    Like if a particular resource area has a gather rate of 10 unit per minute you'd need the facilities, tools, and personel to gather at 10 units per minute which would require skill levels of X and / or level Y in that Trade etc. etc.

    And you'd have reason to defend your investment into the area and continue to build it up.

    That right there serves as a limiting factors to the exploration elements, and creates "content" just by giving you, the player, resources to gather and the tools to gather them and build infrastructure to maintain them and increase efficiency.

  • NaughtyPNaughtyP Edmonton, ABPosts: 793Member
    I'd love an ever-changing, ever-expanding world. Even if I couldn't impact change that much myself, just the idea of a game world changing in some way makes the explorer in me happy. At this point, I want my MMO experience to be as unpredictable as possible!

    Enter a whole new realm of challenge and adventure.

  • BadSpockBadSpock Somewhere, MIPosts: 7,974Member
    Originally posted by Quizzical

    Ultimately, I think that in order to make random content work, you need a lot of stuff to be player-generated.  The trick is to do this without giving players ways to unbalance things.

    Yeah, that's really what it comes down to.

    Random generated without player made means repeatable missions and such like we've seen in SWG, EvE, and they do get super boring for most people after a time.

    But the answer to longevity IS always going to be "other people" but the big problem I think is that most if not all sandboxes have really only explored the possibilities of giving us access to "other people" by poking them with a sharp stick or shooting at them.

    Cooperative sandbox elements are of PARAMOUNT importance, and that aspect of sandbox has been VASTLY underdeveloped.

  • Ice-QueenIce-Queen USA, GAPosts: 2,451Member Uncommon
    I'm all for exploration, but going somewhere just for xp or hopping around in the air on blocks to do puzzles is not my idea of exploration. There were plenty of places to explore in games like Ultima Online, Asheron's Call, and Dark Age of Camelot, that was part of the fun, roaming about and seeing areas off the beaten path you hadn't seen before, I didn't need a reward for finding it, the reward was finding those wonderful places.

    image

    What happens when you log off your characters????.....
    http://www.youtube.com/watch?v=GFQhfhnjYMk
    Dark Age of Camelot

  • BadSpockBadSpock Somewhere, MIPosts: 7,974Member

    Most of the time in the MMO world these days if you see another players it's all about "what can this person do for me?"

    the next step of evolution in this genre is going to be a game where people start thinking "OK, what can we do for each other?"

    But how do you get there?

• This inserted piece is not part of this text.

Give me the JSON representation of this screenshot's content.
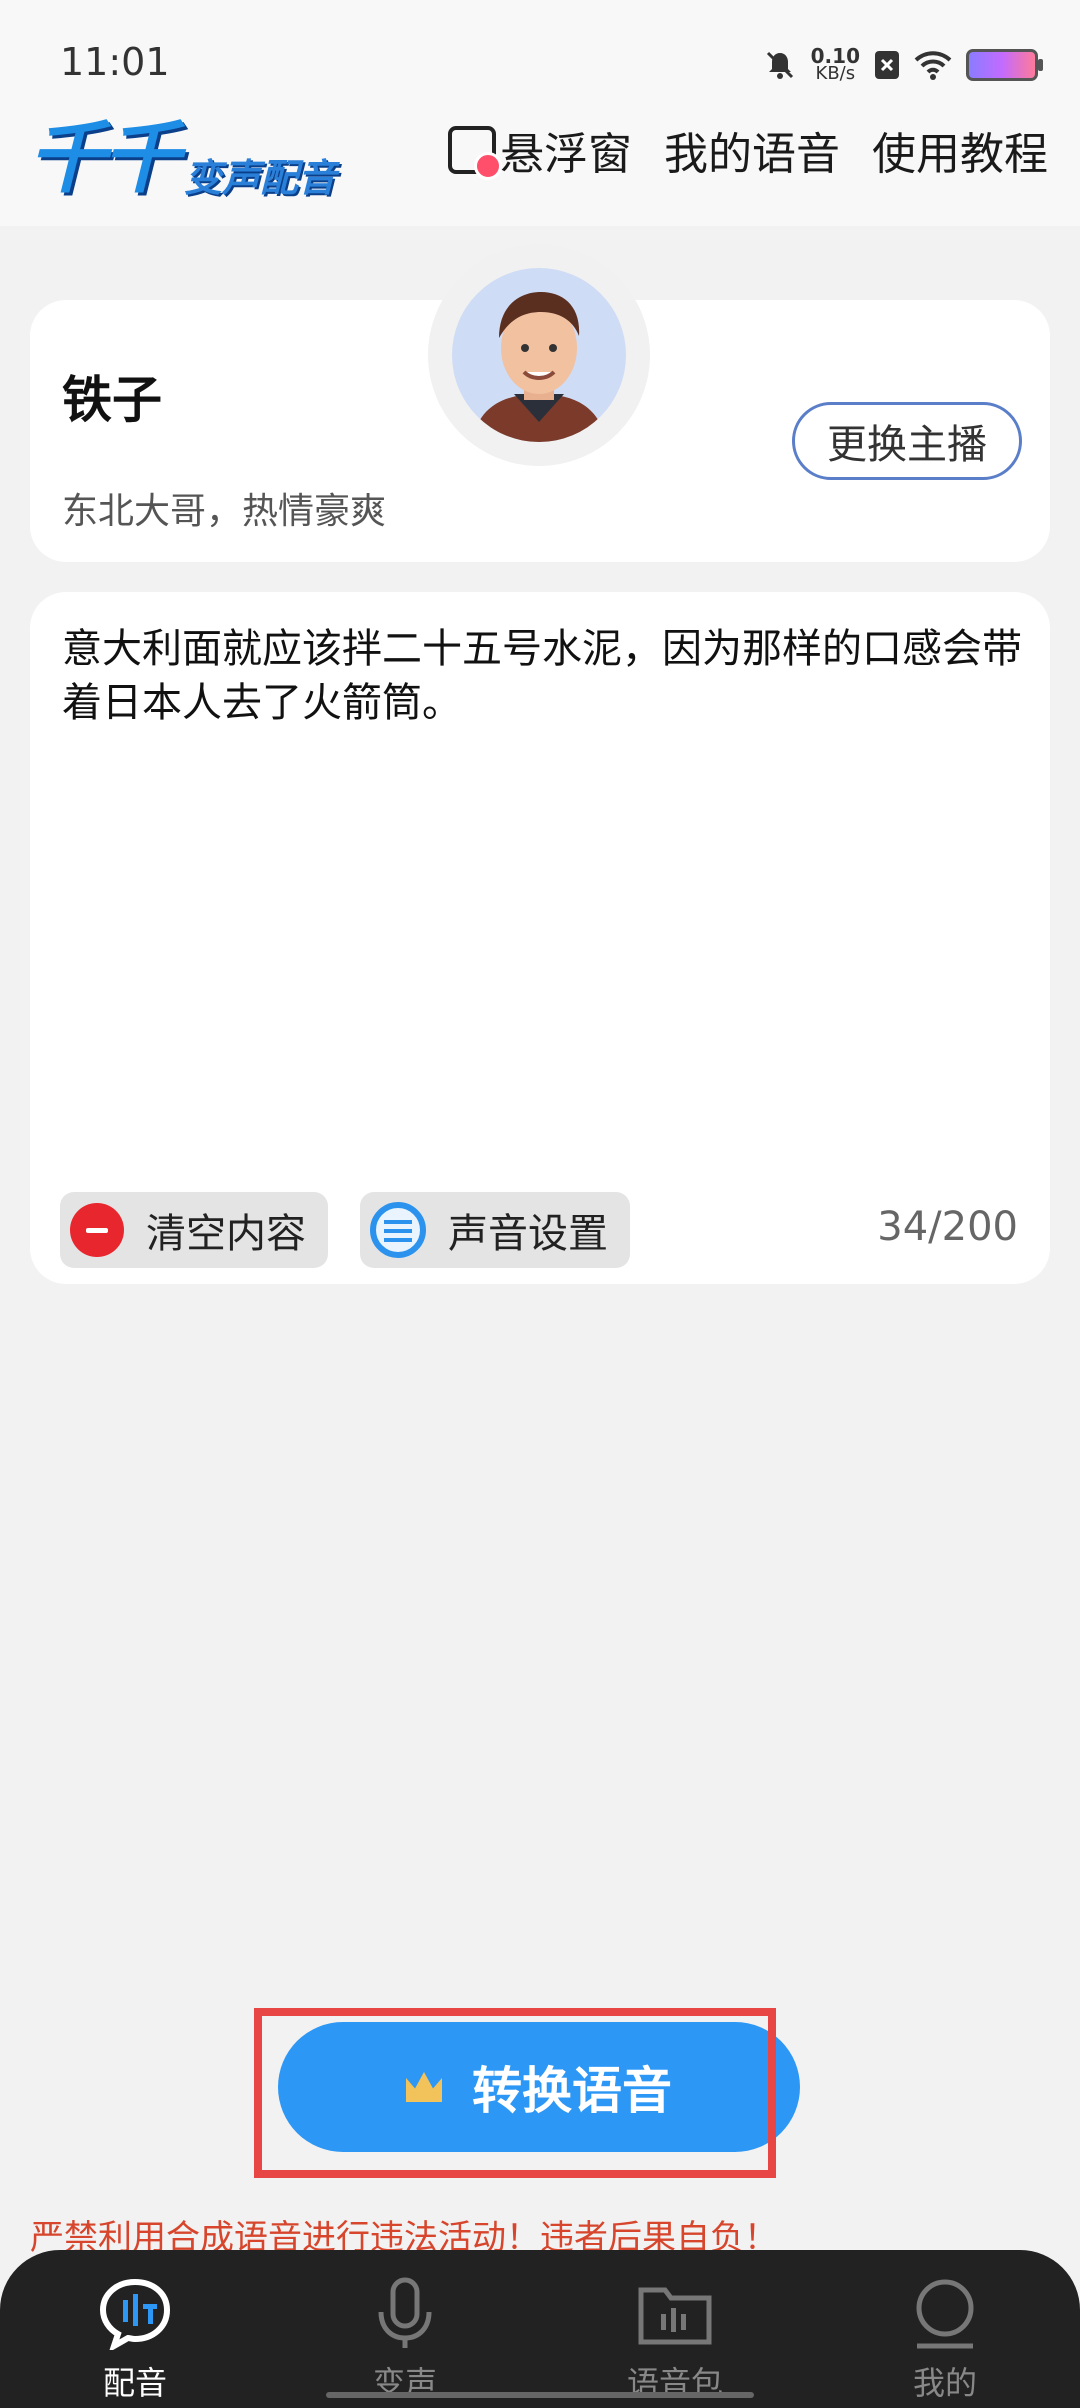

    I think exploration and discovery only goes so far - you have to have reason to work together and build together - and unless you are the rare couple % of people that want to climb the mountain just because it's there, people need reason to climb it.

     

  • BadSpockBadSpock Somewhere, MIPosts: 7,974Member
    Originally posted by Tayah
    I'm all for exploration, but going somewhere just for xp or hopping around in the air on blocks to do puzzles is not my idea of exploration. There were plenty of places to explore in games like Ultima Online, Asheron's Call, and Dark Age of Camelot, that was part of the fun, roaming about and seeing areas off the beaten path you hadn't seen before, I didn't need a reward for finding it, the reward was finding those wonderful places.

    Well, back then worlds were built not just zones.

    MMOs designed with zones will always be checklists to complete when talking about "exploration."

2
Sign In or Register to comment.